Work request: Go through the lines below and copy any that hold the string "hotbar".

Listed records:

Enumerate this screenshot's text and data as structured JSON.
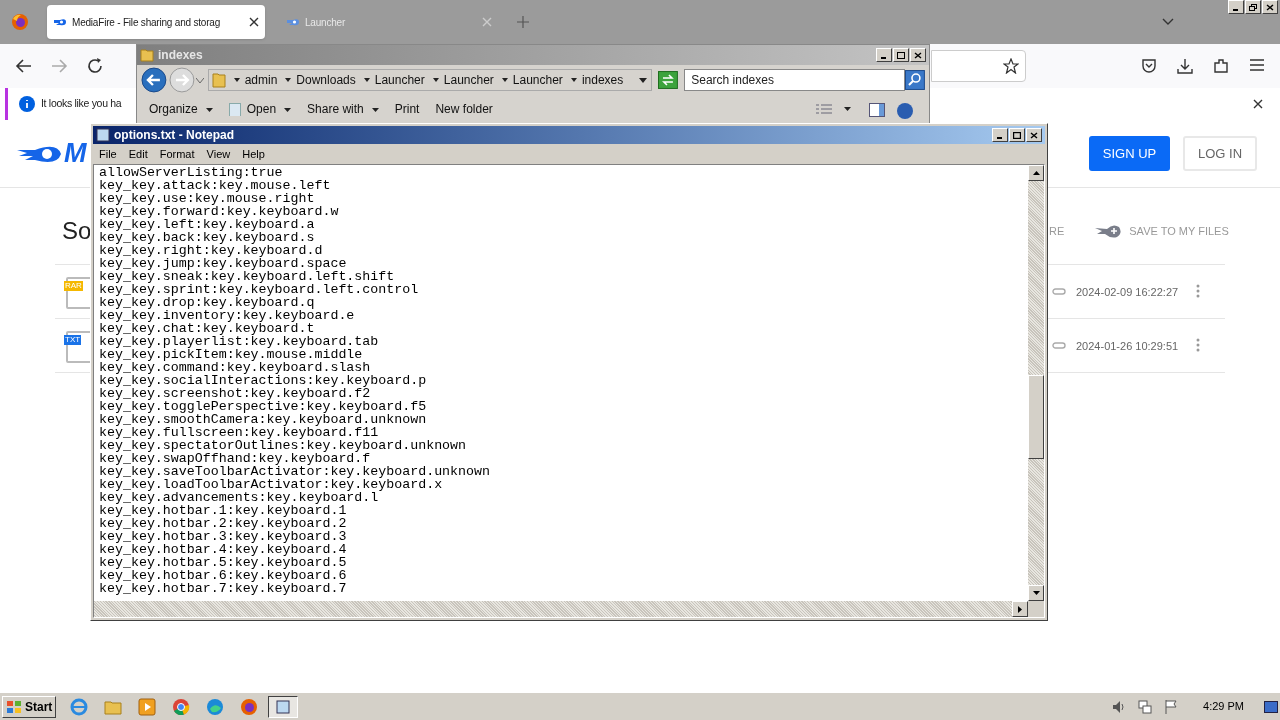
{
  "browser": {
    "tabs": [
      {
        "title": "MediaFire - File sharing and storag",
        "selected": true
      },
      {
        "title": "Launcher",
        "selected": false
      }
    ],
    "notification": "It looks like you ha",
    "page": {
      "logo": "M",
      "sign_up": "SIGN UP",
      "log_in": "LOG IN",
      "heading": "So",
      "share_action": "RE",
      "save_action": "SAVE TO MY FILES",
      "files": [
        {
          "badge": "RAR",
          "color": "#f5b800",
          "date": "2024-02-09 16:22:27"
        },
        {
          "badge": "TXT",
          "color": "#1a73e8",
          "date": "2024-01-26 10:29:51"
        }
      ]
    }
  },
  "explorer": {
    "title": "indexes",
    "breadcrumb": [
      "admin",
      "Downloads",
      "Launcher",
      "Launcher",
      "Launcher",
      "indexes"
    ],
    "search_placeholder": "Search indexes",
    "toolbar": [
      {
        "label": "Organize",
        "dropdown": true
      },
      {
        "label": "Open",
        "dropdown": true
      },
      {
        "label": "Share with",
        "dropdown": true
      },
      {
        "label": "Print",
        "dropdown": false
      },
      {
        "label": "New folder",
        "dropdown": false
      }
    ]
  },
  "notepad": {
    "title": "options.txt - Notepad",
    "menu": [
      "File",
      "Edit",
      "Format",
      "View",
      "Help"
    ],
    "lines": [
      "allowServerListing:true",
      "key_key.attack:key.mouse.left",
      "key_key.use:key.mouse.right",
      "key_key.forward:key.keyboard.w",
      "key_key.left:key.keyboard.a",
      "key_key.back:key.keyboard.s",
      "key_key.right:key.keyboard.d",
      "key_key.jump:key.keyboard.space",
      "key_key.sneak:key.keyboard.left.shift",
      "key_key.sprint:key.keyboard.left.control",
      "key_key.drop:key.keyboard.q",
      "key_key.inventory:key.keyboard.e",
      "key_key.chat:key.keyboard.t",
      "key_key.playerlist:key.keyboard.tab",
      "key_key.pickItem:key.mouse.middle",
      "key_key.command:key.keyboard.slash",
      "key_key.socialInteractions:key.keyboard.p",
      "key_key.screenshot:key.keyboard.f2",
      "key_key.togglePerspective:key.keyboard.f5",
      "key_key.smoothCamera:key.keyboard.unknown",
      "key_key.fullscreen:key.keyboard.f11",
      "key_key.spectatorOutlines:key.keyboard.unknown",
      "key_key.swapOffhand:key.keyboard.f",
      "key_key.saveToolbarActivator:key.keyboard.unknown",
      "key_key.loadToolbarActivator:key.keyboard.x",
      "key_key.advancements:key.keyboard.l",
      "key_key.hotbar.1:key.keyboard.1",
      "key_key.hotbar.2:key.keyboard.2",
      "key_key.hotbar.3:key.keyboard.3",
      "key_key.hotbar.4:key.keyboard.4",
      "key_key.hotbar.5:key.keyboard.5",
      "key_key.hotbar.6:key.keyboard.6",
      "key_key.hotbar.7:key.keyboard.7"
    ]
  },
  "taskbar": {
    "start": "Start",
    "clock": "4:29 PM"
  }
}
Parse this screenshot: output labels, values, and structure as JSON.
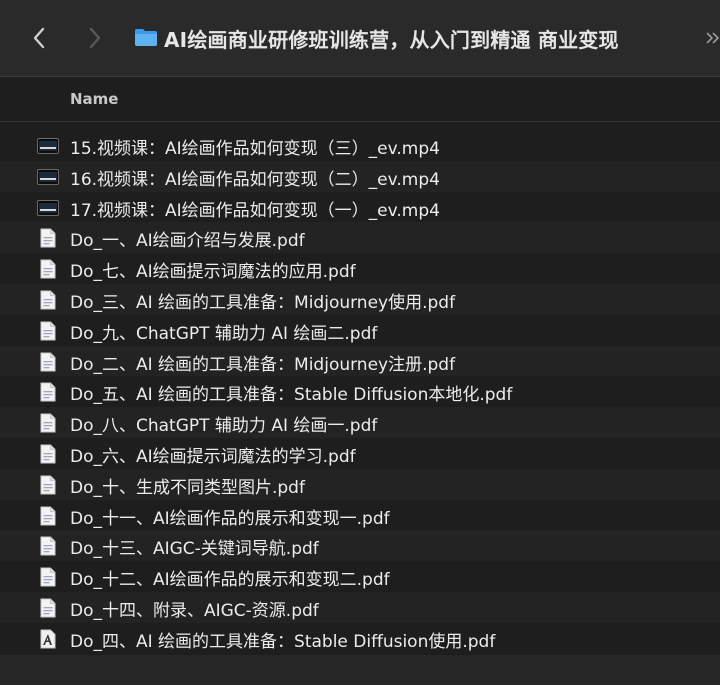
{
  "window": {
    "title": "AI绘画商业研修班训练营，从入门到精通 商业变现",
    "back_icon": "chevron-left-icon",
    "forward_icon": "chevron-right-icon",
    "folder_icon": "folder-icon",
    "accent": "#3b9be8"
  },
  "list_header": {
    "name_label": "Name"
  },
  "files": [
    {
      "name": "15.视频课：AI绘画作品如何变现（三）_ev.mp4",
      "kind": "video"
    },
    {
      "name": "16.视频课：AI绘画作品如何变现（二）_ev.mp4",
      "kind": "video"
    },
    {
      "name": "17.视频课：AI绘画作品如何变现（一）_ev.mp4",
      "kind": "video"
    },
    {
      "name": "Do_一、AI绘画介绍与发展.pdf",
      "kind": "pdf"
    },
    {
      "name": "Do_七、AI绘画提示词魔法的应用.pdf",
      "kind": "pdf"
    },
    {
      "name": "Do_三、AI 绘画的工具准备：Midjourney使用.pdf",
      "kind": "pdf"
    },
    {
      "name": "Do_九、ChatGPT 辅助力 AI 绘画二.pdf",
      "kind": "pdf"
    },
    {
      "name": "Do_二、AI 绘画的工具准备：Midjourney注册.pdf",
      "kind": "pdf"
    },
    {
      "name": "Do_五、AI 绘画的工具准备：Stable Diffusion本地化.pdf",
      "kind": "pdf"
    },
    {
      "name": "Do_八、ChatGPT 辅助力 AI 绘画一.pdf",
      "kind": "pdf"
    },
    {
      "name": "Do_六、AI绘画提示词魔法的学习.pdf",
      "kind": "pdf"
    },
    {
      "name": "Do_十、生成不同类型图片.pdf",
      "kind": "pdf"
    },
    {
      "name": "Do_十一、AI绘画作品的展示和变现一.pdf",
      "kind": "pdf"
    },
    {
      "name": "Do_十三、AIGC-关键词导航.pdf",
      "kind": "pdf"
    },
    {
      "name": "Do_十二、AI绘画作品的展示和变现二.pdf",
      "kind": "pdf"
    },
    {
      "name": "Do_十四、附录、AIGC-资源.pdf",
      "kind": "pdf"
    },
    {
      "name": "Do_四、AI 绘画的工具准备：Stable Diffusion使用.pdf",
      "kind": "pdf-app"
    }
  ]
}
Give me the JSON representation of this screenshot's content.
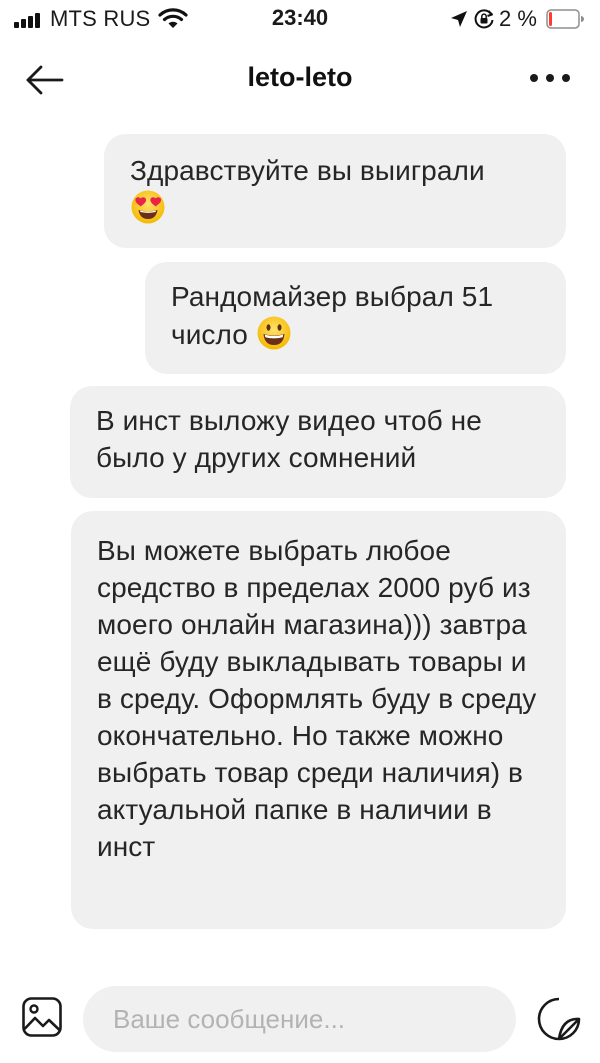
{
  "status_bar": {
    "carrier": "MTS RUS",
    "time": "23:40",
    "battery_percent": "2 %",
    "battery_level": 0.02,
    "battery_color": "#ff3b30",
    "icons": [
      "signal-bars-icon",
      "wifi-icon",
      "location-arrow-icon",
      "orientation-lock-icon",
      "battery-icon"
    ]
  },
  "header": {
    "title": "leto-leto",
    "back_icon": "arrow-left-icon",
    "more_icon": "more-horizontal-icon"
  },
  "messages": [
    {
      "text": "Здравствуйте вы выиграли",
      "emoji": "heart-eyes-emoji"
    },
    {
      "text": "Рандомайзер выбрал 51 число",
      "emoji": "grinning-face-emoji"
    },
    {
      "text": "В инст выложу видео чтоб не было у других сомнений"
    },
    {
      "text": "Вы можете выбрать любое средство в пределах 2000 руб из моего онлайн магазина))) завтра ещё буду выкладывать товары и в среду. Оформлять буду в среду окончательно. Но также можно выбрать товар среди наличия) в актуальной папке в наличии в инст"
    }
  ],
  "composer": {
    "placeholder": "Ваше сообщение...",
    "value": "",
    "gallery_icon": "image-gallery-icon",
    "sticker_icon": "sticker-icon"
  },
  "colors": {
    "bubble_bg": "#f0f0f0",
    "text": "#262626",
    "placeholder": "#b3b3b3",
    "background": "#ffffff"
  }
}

Answer for the task:
      "key_key.hotbar.1:key.keyboard.1",
      "key_key.hotbar.2:key.keyboard.2",
      "key_key.hotbar.3:key.keyboard.3",
      "key_key.hotbar.4:key.keyboard.4",
      "key_key.hotbar.5:key.keyboard.5",
      "key_key.hotbar.6:key.keyboard.6",
      "key_key.hotbar.7:key.keyboard.7"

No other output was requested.